|Right Ascension||17h 58m 15.7s|
|Declination||+66° 38' 02"|
|Diameter||1.1 × 0.7 arcmin|
|Photographic (blue) magnitude||15.7 mag|
|Metric Distance||1.626 kpc|
|Dreyer Description||vF, S, IV. 37 f 16s.5|
|Identification, Remarks||MCG 11-22-17, VV 121, part of N 6543|
Galaxy NGC 6552
From our perspective east of the Cat's Eye this time lies a real, distant and therefore visually small and faint galaxy, NGC 6552. It was discovered by d'Arrest on 6 October 1866. Dreyer described it as faint, fairly small and irregular. It can be seen on the left edge of Fig. 3. The galaxy is moving away from the Local Group at a speed of about 8100 km/s. The angle between the axis of rotation and the line of sight is 45 degrees.  
About four arc minutes south of NGC 6552 is the north pole of the ecliptic, around which the north celestial pole rotates at an angular interval of 23.5 degrees due to the precession of the Earth's axis.
|Right Ascension||18h 00m 07.0s|
|Declination||+66° 36' 55"|
|Diameter||1 × 0.7 arcmin|
|Photographic (blue) magnitude||14.5 mag|
|Visual magnitude||13.7 mag|
|Surface brightness||13.1 mag·arcmin-2|
|Distance derived from z||111.9 Mpc|
|Dreyer Description||F, pS, iR|
|Identification, Remarks||UGC 11096, MCG 11-22-18, CGCG 322-26, KUG 1800+666, IRAS 18001+6638|
How to find Cat's Eye Nebula?
The Cat's Eye is in the Dragon constellation. At low magnifications, NGC 6543 is barely distinguishable from a mag 8 star. However, it can be easily identified by the prominent straight line of five stars running roughly north-south. The PN is at the northern end and forms roughly a right angle with the last star. Although the PN is circumpolar, it is highest in the sky at night during the months of March to September and can thus be best observed.
300 mm aperture: The Cat's Eye also visually reveals a lot of its complicated structure. At a low magnification of about 26x, it can hardly be distinguished from a bright star. He's just a little thicker. The halo with the strange object IC 4677 is not discernible, this requires a little more aperture.

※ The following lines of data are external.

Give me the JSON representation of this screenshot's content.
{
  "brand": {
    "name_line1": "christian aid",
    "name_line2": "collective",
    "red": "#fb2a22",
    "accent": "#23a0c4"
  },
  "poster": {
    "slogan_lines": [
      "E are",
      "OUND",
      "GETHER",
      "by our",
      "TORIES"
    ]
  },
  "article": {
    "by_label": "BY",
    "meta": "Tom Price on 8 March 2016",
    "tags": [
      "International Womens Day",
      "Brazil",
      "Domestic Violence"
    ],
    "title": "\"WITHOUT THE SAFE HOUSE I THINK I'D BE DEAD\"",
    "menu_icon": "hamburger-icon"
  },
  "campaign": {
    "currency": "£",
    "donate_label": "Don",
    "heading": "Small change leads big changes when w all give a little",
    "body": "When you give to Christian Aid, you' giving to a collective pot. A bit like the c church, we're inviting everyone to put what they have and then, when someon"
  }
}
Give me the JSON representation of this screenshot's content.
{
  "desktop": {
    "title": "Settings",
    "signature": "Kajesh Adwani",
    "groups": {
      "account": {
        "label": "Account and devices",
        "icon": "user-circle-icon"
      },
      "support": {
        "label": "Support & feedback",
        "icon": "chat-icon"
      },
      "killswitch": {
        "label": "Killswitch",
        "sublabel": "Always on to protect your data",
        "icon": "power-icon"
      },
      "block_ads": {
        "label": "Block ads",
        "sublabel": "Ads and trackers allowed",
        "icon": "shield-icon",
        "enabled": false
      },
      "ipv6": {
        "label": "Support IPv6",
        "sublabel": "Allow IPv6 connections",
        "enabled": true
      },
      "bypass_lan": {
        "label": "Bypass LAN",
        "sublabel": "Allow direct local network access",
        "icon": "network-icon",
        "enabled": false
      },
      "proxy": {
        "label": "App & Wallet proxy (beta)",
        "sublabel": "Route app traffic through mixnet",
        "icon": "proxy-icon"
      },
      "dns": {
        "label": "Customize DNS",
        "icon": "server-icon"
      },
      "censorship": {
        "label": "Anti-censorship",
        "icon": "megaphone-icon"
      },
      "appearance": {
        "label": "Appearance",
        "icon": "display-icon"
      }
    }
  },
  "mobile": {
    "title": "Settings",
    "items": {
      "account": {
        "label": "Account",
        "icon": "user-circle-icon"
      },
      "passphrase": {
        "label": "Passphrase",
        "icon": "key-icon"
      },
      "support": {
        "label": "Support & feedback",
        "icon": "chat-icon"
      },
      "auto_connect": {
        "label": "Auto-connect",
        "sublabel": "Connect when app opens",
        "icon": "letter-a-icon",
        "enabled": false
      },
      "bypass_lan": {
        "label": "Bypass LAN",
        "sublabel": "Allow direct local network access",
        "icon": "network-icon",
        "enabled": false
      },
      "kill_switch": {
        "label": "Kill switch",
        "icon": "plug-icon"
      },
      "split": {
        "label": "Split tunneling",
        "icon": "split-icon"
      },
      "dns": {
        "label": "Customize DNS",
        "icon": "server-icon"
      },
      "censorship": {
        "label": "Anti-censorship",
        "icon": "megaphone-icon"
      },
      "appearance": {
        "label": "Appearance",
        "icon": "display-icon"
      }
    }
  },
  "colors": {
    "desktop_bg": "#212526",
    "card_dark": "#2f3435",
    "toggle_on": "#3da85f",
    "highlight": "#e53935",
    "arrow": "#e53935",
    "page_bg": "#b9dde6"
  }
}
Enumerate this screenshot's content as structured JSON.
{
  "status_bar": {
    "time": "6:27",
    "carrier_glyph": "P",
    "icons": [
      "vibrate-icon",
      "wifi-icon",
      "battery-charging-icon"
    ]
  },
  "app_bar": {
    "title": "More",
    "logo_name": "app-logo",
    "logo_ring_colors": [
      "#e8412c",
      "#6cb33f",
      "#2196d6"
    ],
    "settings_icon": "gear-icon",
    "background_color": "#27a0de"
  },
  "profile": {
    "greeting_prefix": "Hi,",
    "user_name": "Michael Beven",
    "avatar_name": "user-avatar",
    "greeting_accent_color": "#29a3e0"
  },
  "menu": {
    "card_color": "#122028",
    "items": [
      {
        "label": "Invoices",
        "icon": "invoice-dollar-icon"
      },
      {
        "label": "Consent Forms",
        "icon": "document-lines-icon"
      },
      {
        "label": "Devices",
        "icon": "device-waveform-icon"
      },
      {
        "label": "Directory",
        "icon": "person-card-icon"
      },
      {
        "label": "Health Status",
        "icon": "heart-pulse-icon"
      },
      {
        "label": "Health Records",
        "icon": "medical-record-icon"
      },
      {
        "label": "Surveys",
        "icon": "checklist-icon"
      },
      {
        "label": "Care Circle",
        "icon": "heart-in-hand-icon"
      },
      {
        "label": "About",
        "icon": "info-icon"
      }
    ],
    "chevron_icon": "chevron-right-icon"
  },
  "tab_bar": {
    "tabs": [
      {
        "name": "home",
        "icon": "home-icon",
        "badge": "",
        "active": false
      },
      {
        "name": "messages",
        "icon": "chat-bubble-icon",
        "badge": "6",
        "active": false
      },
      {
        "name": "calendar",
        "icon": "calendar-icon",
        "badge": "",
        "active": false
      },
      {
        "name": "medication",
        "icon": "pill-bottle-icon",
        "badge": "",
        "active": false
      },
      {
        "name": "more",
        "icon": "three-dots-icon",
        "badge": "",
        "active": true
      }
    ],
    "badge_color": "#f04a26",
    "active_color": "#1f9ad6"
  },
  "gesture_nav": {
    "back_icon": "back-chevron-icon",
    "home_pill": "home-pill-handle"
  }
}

With increasing magnification, in contrast to the stars, the diameter and the richness of detail of the nebula increases. The very bright central star can best be seen at about 120x, above which the structures of the nebula dominate. These can best be seen at high magnification in a high-contrast eyepiece, but their visibility is heavily dependent on the calm of the air. The transparency of the atmosphere plays less of a role.
At 500x the nebula shows an appearance that resembles that of a pretzel, but a cat's eye can also be interpreted into it, especially since the differences in brightness are too small for a pretzel. Sometimes one also has the feeling that different, sometimes contradictory structures can be recognized with each new viewing, but these can be filtered out with longer viewing.
In principle, the only limits to the magnification are the imaging quality of the telescope optics, the eyepieces and the air turbulence. The nebula itself is so bright that it can be seen well even at 1000x. An O-III or an H-beta filter brings practically no increase in contrast with this object.
The galaxy NGC 6552 appears as a small, faint ellipse with no structure.